> **TO DO**
Across the entries that follow, work out the number of lines containing the string "value", and state it alone.

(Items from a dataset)
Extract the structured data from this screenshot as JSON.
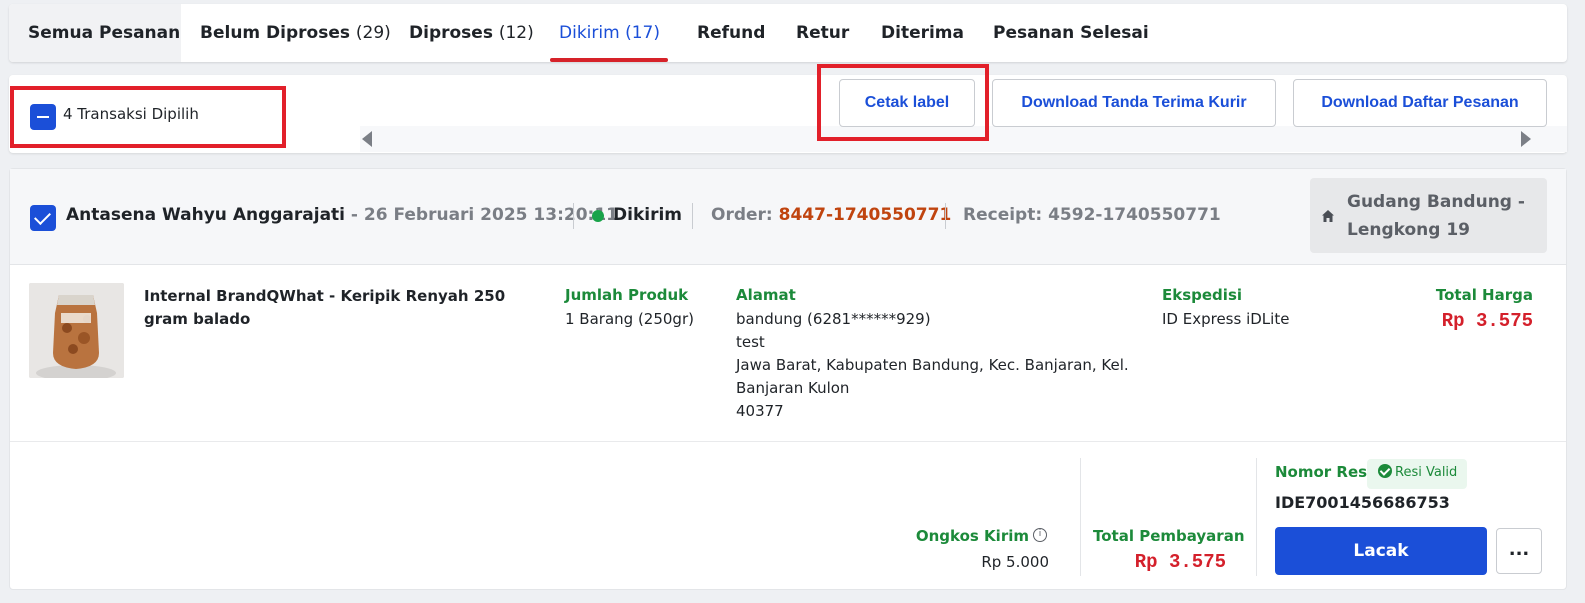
{
  "tabs": [
    {
      "label": "Semua Pesanan",
      "count": ""
    },
    {
      "label": "Belum Diproses",
      "count": "(29)"
    },
    {
      "label": "Diproses",
      "count": "(12)"
    },
    {
      "label": "Dikirim",
      "count": "(17)"
    },
    {
      "label": "Refund",
      "count": ""
    },
    {
      "label": "Retur",
      "count": ""
    },
    {
      "label": "Diterima",
      "count": ""
    },
    {
      "label": "Pesanan Selesai",
      "count": ""
    }
  ],
  "active_tab": "Dikirim",
  "actions": {
    "selected_label": "4 Transaksi Dipilih",
    "print_label": "Cetak label",
    "download_receipt": "Download Tanda Terima Kurir",
    "download_list": "Download Daftar Pesanan"
  },
  "order": {
    "buyer": "Antasena Wahyu Anggarajati",
    "date": "- 26 Februari 2025 13:20:11",
    "status": "Dikirim",
    "order_label": "Order:",
    "order_no": "8447-1740550771",
    "receipt_label": "Receipt:",
    "receipt_no": "4592-1740550771",
    "warehouse": "Gudang Bandung - Lengkong 19",
    "product": {
      "name": "Internal BrandQWhat - Keripik Renyah 250 gram balado",
      "qty_label": "Jumlah Produk",
      "qty": "1 Barang (250gr)"
    },
    "address": {
      "label": "Alamat",
      "line1": "bandung (6281******929)",
      "line2": "test",
      "line3": "Jawa Barat, Kabupaten Bandung, Kec. Banjaran, Kel.",
      "line4": "Banjaran Kulon",
      "line5": "40377"
    },
    "shipping": {
      "label": "Ekspedisi",
      "value": "ID Express iDLite"
    },
    "total_price": {
      "label": "Total Harga",
      "value": "Rp 3.575"
    },
    "shipping_fee": {
      "label": "Ongkos Kirim",
      "value": "Rp 5.000"
    },
    "total_payment": {
      "label": "Total Pembayaran",
      "value": "Rp 3.575"
    },
    "tracking": {
      "label": "Nomor Resi",
      "badge": "Resi Valid",
      "number": "IDE7001456686753",
      "track_button": "Lacak",
      "more_button": "..."
    }
  },
  "colors": {
    "accent": "#1b4fd8",
    "highlight": "#e2202a",
    "green": "#1c8a3a",
    "price": "#d4202b",
    "order": "#c0440f"
  }
}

> **RESPONSE AREA**
4